Chicago PD (S3E16): “The Cases That Need To Be Solved”

 

Review:
“The Cases That Need To Be Solved” follows the investigation of a young boy’s execution in a quite alley. The case becomes the priority for every officer and no one is left out of the investigation process. Through research into the parents, the murder appears to be a retaliation of a gang. However, the victims father claims he’s been out of his gang since his son’s birth six years prior. Ultimately, it is discovered that revenge was taken on the wrong person, and therefore, the young child should never have been killed in the first place. The episode ends emotionally as all the police officers and community members gather at a candlelight vigil in honor of the victim.
This week’s episode of Chicago PD handled difficult topics elegantly. It has gone down as the episode a majority of cast and crew members are most proud of. The cast should be overjoyed by their guest stars who brought the message of the episode to new levels with their acting. 
The performance of Tiffany Renee Johnson and Ser’Darius Blain, guest staring as the victims parents, was a shinning moment of last nights episode. They brought raw emotions to screen and helped immensely with the portrayal of the impactful message of the episode — that black lives matter and no young child should experience such violence. It is not often guest stars hold such a presence on a show, but last night, their performance topped the others.  

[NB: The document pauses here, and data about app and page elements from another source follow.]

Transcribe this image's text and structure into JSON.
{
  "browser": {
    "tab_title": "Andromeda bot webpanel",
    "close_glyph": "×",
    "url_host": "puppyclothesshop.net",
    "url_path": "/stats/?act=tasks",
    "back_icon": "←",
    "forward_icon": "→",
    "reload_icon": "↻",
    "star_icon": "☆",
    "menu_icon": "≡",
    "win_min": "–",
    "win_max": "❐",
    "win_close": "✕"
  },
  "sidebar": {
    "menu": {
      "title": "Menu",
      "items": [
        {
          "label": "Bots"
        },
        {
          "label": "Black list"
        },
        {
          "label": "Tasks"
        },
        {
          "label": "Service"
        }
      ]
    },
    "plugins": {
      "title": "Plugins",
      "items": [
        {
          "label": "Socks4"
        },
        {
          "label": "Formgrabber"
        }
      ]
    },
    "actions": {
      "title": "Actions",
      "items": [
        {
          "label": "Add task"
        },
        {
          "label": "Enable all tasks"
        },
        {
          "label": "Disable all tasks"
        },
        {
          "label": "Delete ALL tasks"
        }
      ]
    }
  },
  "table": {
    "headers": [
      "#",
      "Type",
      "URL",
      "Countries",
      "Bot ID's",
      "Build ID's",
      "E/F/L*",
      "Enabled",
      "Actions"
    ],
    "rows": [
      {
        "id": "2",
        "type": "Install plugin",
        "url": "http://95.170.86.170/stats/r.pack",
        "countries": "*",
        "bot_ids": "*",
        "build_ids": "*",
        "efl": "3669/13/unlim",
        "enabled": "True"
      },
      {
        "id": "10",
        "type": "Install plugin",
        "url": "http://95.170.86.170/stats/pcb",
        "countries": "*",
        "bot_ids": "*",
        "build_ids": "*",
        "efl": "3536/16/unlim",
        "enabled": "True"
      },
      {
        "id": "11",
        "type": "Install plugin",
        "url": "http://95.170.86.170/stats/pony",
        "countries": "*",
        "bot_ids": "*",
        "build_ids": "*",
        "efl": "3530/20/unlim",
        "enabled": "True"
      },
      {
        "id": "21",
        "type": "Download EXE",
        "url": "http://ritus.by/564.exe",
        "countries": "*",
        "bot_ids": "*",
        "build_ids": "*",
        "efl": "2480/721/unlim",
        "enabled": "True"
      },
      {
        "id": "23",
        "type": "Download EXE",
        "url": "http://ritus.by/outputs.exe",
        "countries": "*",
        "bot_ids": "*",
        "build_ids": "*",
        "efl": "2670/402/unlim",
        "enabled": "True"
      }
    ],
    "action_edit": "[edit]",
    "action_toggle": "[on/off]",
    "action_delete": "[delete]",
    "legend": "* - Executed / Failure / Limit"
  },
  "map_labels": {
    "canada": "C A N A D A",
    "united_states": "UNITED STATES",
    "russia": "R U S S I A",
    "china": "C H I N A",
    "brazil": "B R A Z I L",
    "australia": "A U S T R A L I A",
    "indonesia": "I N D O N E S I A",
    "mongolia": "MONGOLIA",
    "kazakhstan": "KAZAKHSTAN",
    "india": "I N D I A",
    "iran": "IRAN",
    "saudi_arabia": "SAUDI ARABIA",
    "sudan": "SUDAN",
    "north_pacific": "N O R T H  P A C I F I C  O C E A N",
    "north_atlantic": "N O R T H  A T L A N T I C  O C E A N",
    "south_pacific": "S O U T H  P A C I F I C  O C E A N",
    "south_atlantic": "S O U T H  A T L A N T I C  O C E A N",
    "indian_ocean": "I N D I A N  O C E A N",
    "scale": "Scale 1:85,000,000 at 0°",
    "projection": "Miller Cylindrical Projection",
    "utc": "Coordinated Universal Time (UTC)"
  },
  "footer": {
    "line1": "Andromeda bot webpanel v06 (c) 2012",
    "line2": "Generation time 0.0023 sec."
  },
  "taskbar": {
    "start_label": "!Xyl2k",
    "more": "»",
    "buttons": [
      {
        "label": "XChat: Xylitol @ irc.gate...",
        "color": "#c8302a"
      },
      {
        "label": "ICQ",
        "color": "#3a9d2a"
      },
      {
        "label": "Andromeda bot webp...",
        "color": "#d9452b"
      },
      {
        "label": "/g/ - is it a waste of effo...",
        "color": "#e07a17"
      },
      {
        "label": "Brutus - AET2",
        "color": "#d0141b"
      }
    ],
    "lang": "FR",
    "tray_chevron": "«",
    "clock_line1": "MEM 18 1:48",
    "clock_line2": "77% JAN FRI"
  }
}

Another highlight of the episode were two scenes between Antonio and his son, who appears to be just a few years older than the victim. These scenes bring insight into any viewer’s life and highlight the preciousness of life and those around us. Jon Seda did a fantastic job portraying a father emotionally unsettled by the case at hand and the idea of losing his son in the same manner.
Chicago PD also brings an interesting perspective on police brutality, looking at it from the eyes of police officers themselves, largely with which are white. In a conversation between Platt, Burgess, and Roman, the comment is made that it’s crazy how the deaths in Chicago have decreased immensely, yet people are increasingly angry at the police for doing their job. The major factor in this argument is what is considered police brutality opposed to what is necessary to get information from suspects. I have noticed though Chicago PD a variation of what is prescribed okay and what crosses the line as unprofessional  — and how my definition of such differs from the officers. Some suspects are physically hurt in order to push them to give the detectives information and others don’t need this pressure. With this being a highly disputed and controversial topic, it was refreshing to see Chicago PD take on the challenge of bringing it to the screen as that is what TV is for – to entertain while educating and to shine a line on social issues.
Overall, this episode was among the best of the series. I hope to see Chicago PD tackle equally tragic stories in need of being told in the future.